◆ **Work required**:
Since only the written part is wanted, repeat the records exactly and omit the pictures.

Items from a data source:
━━━━━━━━━━
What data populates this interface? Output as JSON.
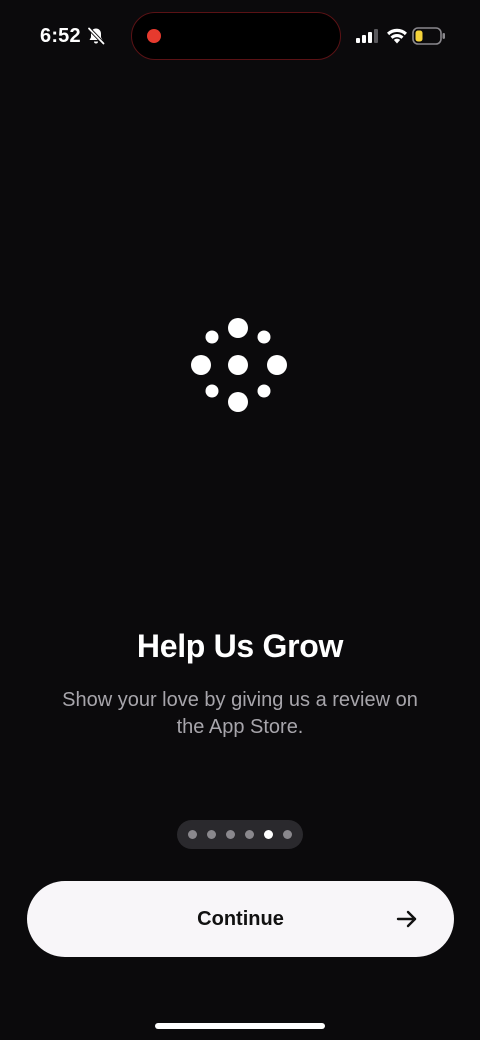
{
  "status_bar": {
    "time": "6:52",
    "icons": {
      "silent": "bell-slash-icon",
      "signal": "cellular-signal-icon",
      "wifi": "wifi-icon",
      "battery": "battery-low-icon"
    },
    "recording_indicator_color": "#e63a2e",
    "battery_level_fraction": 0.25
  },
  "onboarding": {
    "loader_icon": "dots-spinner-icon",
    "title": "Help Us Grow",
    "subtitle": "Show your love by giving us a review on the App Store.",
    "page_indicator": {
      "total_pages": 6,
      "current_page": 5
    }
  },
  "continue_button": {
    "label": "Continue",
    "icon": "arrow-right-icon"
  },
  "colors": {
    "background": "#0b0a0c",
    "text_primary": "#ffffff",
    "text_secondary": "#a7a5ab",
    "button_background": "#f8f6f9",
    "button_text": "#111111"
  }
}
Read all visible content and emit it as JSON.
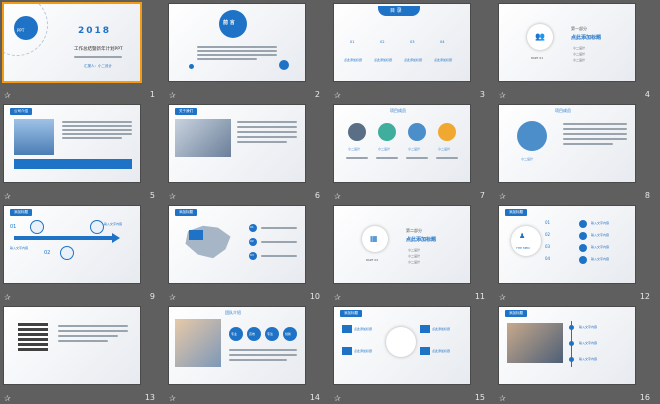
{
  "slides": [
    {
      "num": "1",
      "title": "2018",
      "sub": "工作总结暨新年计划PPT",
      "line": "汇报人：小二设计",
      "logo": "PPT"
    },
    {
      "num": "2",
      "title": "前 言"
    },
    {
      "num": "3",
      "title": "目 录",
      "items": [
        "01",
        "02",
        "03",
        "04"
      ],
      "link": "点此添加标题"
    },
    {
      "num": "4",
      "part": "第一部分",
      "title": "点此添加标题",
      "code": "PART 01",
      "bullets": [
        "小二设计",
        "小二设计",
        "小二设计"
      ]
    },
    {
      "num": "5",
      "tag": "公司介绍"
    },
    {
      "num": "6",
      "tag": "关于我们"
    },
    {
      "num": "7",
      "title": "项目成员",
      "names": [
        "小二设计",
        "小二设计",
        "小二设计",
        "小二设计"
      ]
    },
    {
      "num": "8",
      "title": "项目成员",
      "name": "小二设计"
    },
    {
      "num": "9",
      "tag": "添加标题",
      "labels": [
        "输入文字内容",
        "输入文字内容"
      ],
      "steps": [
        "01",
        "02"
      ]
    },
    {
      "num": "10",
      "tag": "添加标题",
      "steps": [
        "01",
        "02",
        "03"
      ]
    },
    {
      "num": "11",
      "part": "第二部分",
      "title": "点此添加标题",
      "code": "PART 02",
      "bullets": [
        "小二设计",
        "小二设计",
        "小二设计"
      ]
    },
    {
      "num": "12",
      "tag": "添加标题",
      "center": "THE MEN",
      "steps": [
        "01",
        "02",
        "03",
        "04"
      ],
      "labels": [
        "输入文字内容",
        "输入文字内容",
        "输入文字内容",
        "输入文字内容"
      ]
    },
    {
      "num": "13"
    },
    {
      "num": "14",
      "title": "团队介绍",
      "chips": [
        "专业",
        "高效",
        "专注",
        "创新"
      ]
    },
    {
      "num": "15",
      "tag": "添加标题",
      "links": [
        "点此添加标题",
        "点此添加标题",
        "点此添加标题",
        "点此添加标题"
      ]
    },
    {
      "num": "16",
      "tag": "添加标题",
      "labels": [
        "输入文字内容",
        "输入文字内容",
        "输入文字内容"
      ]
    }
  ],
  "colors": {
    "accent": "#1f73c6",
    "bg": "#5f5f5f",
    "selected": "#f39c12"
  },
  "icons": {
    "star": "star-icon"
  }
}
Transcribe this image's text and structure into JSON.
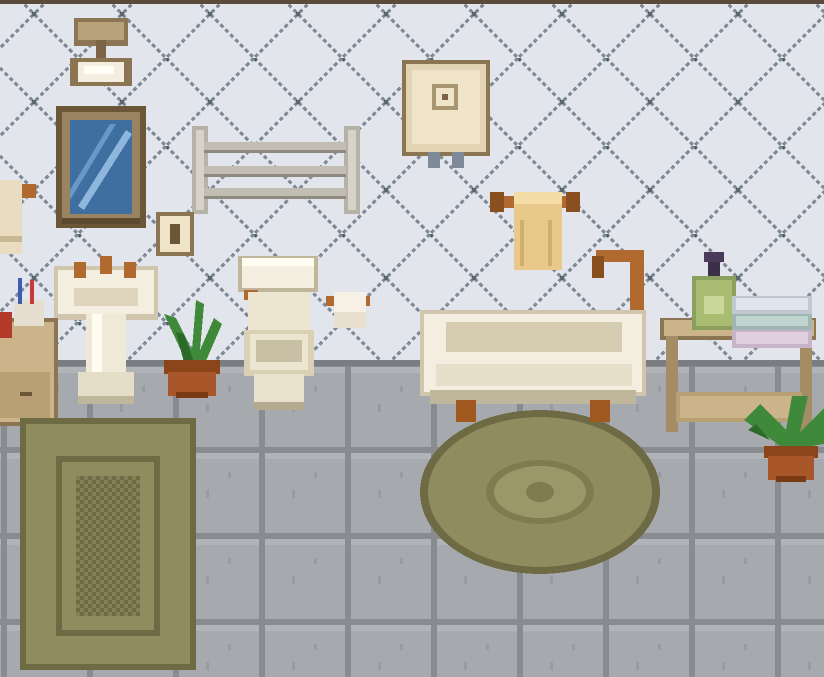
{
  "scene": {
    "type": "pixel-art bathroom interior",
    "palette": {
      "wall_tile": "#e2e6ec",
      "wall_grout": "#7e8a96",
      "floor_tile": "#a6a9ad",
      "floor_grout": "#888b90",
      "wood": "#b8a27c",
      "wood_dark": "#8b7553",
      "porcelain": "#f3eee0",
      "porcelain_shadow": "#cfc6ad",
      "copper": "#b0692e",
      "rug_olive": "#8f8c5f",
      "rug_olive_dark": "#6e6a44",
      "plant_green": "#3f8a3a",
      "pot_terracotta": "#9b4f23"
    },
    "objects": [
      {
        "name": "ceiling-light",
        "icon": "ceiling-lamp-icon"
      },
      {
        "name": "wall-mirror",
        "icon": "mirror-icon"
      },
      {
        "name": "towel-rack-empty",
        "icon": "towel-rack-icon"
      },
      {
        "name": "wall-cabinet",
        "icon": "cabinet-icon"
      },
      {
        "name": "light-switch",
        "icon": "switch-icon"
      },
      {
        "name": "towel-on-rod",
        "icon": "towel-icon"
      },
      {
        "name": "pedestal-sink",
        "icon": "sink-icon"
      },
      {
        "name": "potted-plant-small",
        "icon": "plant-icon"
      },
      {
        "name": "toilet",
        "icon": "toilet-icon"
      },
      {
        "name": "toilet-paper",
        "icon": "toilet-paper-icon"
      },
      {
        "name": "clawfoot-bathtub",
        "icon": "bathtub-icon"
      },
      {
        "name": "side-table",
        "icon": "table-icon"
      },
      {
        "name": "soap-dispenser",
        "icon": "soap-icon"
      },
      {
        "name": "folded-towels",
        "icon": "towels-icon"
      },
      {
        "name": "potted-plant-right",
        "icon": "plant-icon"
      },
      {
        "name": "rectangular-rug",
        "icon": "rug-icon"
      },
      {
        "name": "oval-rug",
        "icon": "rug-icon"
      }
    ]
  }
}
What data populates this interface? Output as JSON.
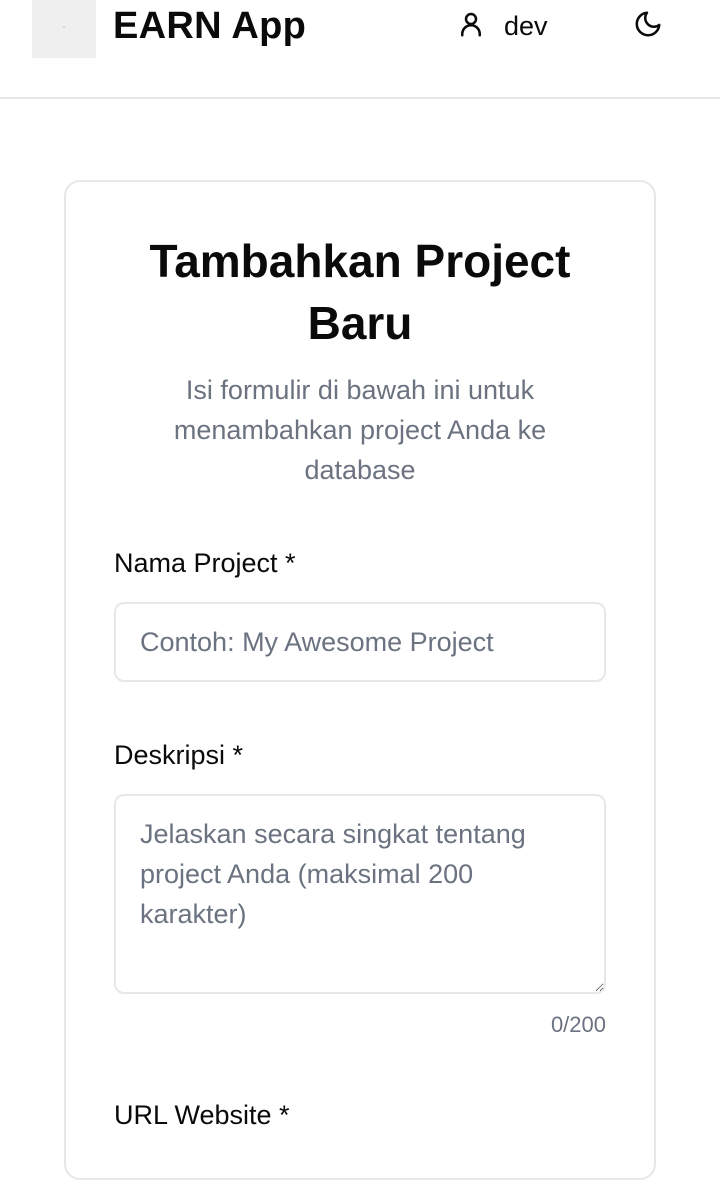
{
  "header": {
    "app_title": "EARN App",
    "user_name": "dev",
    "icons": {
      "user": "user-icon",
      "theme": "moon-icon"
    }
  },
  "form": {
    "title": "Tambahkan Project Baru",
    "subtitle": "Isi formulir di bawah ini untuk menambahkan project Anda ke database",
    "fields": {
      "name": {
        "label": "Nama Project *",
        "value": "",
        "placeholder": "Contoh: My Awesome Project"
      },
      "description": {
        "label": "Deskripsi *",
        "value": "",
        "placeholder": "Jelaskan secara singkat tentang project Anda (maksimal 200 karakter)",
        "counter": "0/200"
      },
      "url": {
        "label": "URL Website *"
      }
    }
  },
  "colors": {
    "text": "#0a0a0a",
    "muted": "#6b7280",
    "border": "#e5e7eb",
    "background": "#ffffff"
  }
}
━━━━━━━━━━
◆ **Task answer**:
What data populates this interface? Output as JSON.
{
  "status_bar": {
    "time": "6:52",
    "icons": {
      "silent": "bell-slash-icon",
      "signal": "cellular-signal-icon",
      "wifi": "wifi-icon",
      "battery": "battery-low-icon"
    },
    "recording_indicator_color": "#e63a2e",
    "battery_level_fraction": 0.25
  },
  "onboarding": {
    "loader_icon": "dots-spinner-icon",
    "title": "Help Us Grow",
    "subtitle": "Show your love by giving us a review on the App Store.",
    "page_indicator": {
      "total_pages": 6,
      "current_page": 5
    }
  },
  "continue_button": {
    "label": "Continue",
    "icon": "arrow-right-icon"
  },
  "colors": {
    "background": "#0b0a0c",
    "text_primary": "#ffffff",
    "text_secondary": "#a7a5ab",
    "button_background": "#f8f6f9",
    "button_text": "#111111"
  }
}
Read all visible content and emit it as JSON.
{
  "slides": [
    {
      "num": "1",
      "title": "2018",
      "sub": "工作总结暨新年计划PPT",
      "line": "汇报人：小二设计",
      "logo": "PPT"
    },
    {
      "num": "2",
      "title": "前 言"
    },
    {
      "num": "3",
      "title": "目 录",
      "items": [
        "01",
        "02",
        "03",
        "04"
      ],
      "link": "点此添加标题"
    },
    {
      "num": "4",
      "part": "第一部分",
      "title": "点此添加标题",
      "code": "PART 01",
      "bullets": [
        "小二设计",
        "小二设计",
        "小二设计"
      ]
    },
    {
      "num": "5",
      "tag": "公司介绍"
    },
    {
      "num": "6",
      "tag": "关于我们"
    },
    {
      "num": "7",
      "title": "项目成员",
      "names": [
        "小二设计",
        "小二设计",
        "小二设计",
        "小二设计"
      ]
    },
    {
      "num": "8",
      "title": "项目成员",
      "name": "小二设计"
    },
    {
      "num": "9",
      "tag": "添加标题",
      "labels": [
        "输入文字内容",
        "输入文字内容"
      ],
      "steps": [
        "01",
        "02"
      ]
    },
    {
      "num": "10",
      "tag": "添加标题",
      "steps": [
        "01",
        "02",
        "03"
      ]
    },
    {
      "num": "11",
      "part": "第二部分",
      "title": "点此添加标题",
      "code": "PART 02",
      "bullets": [
        "小二设计",
        "小二设计",
        "小二设计"
      ]
    },
    {
      "num": "12",
      "tag": "添加标题",
      "center": "THE MEN",
      "steps": [
        "01",
        "02",
        "03",
        "04"
      ],
      "labels": [
        "输入文字内容",
        "输入文字内容",
        "输入文字内容",
        "输入文字内容"
      ]
    },
    {
      "num": "13"
    },
    {
      "num": "14",
      "title": "团队介绍",
      "chips": [
        "专业",
        "高效",
        "专注",
        "创新"
      ]
    },
    {
      "num": "15",
      "tag": "添加标题",
      "links": [
        "点此添加标题",
        "点此添加标题",
        "点此添加标题",
        "点此添加标题"
      ]
    },
    {
      "num": "16",
      "tag": "添加标题",
      "labels": [
        "输入文字内容",
        "输入文字内容",
        "输入文字内容"
      ]
    }
  ],
  "colors": {
    "accent": "#1f73c6",
    "bg": "#5f5f5f",
    "selected": "#f39c12"
  },
  "icons": {
    "star": "star-icon"
  }
}
Transcribe this image's text and structure into JSON.
{
  "scene": {
    "type": "pixel-art bathroom interior",
    "palette": {
      "wall_tile": "#e2e6ec",
      "wall_grout": "#7e8a96",
      "floor_tile": "#a6a9ad",
      "floor_grout": "#888b90",
      "wood": "#b8a27c",
      "wood_dark": "#8b7553",
      "porcelain": "#f3eee0",
      "porcelain_shadow": "#cfc6ad",
      "copper": "#b0692e",
      "rug_olive": "#8f8c5f",
      "rug_olive_dark": "#6e6a44",
      "plant_green": "#3f8a3a",
      "pot_terracotta": "#9b4f23"
    },
    "objects": [
      {
        "name": "ceiling-light",
        "icon": "ceiling-lamp-icon"
      },
      {
        "name": "wall-mirror",
        "icon": "mirror-icon"
      },
      {
        "name": "towel-rack-empty",
        "icon": "towel-rack-icon"
      },
      {
        "name": "wall-cabinet",
        "icon": "cabinet-icon"
      },
      {
        "name": "light-switch",
        "icon": "switch-icon"
      },
      {
        "name": "towel-on-rod",
        "icon": "towel-icon"
      },
      {
        "name": "pedestal-sink",
        "icon": "sink-icon"
      },
      {
        "name": "potted-plant-small",
        "icon": "plant-icon"
      },
      {
        "name": "toilet",
        "icon": "toilet-icon"
      },
      {
        "name": "toilet-paper",
        "icon": "toilet-paper-icon"
      },
      {
        "name": "clawfoot-bathtub",
        "icon": "bathtub-icon"
      },
      {
        "name": "side-table",
        "icon": "table-icon"
      },
      {
        "name": "soap-dispenser",
        "icon": "soap-icon"
      },
      {
        "name": "folded-towels",
        "icon": "towels-icon"
      },
      {
        "name": "potted-plant-right",
        "icon": "plant-icon"
      },
      {
        "name": "rectangular-rug",
        "icon": "rug-icon"
      },
      {
        "name": "oval-rug",
        "icon": "rug-icon"
      }
    ]
  }
}
What data populates this interface? Output as JSON.
{
  "header": {
    "app_title": "EARN App",
    "user_name": "dev",
    "icons": {
      "user": "user-icon",
      "theme": "moon-icon"
    }
  },
  "form": {
    "title": "Tambahkan Project Baru",
    "subtitle": "Isi formulir di bawah ini untuk menambahkan project Anda ke database",
    "fields": {
      "name": {
        "label": "Nama Project *",
        "value": "",
        "placeholder": "Contoh: My Awesome Project"
      },
      "description": {
        "label": "Deskripsi *",
        "value": "",
        "placeholder": "Jelaskan secara singkat tentang project Anda (maksimal 200 karakter)",
        "counter": "0/200"
      },
      "url": {
        "label": "URL Website *"
      }
    }
  },
  "colors": {
    "text": "#0a0a0a",
    "muted": "#6b7280",
    "border": "#e5e7eb",
    "background": "#ffffff"
  }
}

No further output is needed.